Understanding how these duneforms have stood the test of time could give us an idea of the sedimentary processes on Mars and at the same time reveal something about the planet’s geological history.
“This level of conservation is rare for Earth’s sand dunes due to ongoing erosion and tectonics,” explains planetary scientist Matthew Chojnacki of the Planetary Science Institute.
“Based on the relationships of the dune deposit to other geological units and modern erosion rates, we estimate them to be around one billion years old.”
On Mars today, wind-raised sand dunes are a common feature, and the size and arrangement of those set in the widest part of the Valles Marineris canyon – the Melas Chasma – seem remarkably similar to those formed more recently.
This suggests that the climate and atmosphere on Mars have changed little in a very, very long time. Astronomers say the orientation, length, height, shape, and slope of the Melas Chasma paleo-dunes resemble newly formed sand waves seen elsewhere on the Red Planet.
“This indicates that the main wind directions responsible for the shape of the dunes have not changed substantially over time,” Chojnacki told EarthSky.
“We also see sand dunes of very similar size and spaced by the two time periods. This may indicate that the atmospheric pressure was not significantly different.”
Using images from the High Resolution Imaging Science Experiment (HiRISE) and data from Martian topography, the researchers documented and dated the shape properties of the Melas Chasma bed.
Although the topography of this canyon is still incomplete, as some of the dunes have been eroded or buried, the paleo-dunes we can decipher “do not paint a dramatically different picture from what can be obtained from their modern counterparts”, the researchers explain.
The authors found that some dunes were buried under tens of meters of material, which appeared to come from a catastrophic volcanic event.
Sometime later, the authors predict, a volatile compound made contact with the compacted sand dunes and helped harden them, freezing the waves over time as they migrated across the Melas Chasma.
This same type of process can be seen on Earth when groundwater invades a partially buried sand dune – formed layers of lithified sand like those famous striped structures seen in Zion National Park.
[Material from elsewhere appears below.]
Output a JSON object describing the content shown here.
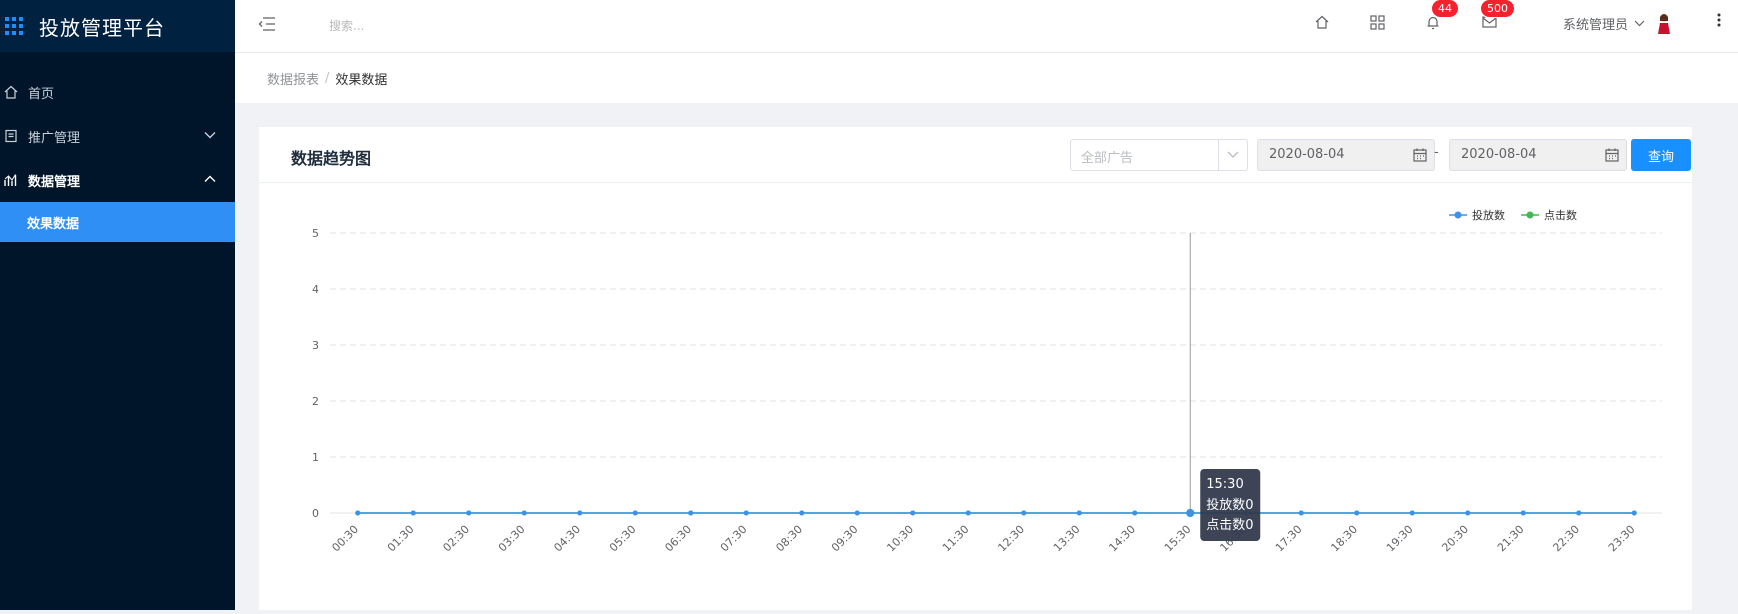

Unlike our planet, however, the lithified sand dunes on Mars have far fewer elements to contend with.
In the absence of water, vegetation, or plate tectonics, exposure to trade winds is the main erode on Mars and, in deep time, this has helped chisel the volcanic shell that once covered these dunes.
The mere existence and degree of conservation observed in these dunes indicates an important difference in the evolution of the landscape of Earth and Mars.
While ancient lithified sand dunes on Earth are rare to find and much more eroded, Melas Chasma appears to possess “vast fields of paleo-dunes scattered across the basin floor, where many duneforms and their morphology appear largely intact.”
“Water and tectonics that constantly reshape the surface of the Earth are not currently a factor on Mars, so there is an opportunity to learn from the red planet’s geological data,” says Chojnacki.
“These results inform us that wind-driven sand transport, deposition and lithification have occurred throughout much of Mars’ recent history and illustrate how landscape evolution is remarkably different from that of Earth.”
The study was published in JGR planets.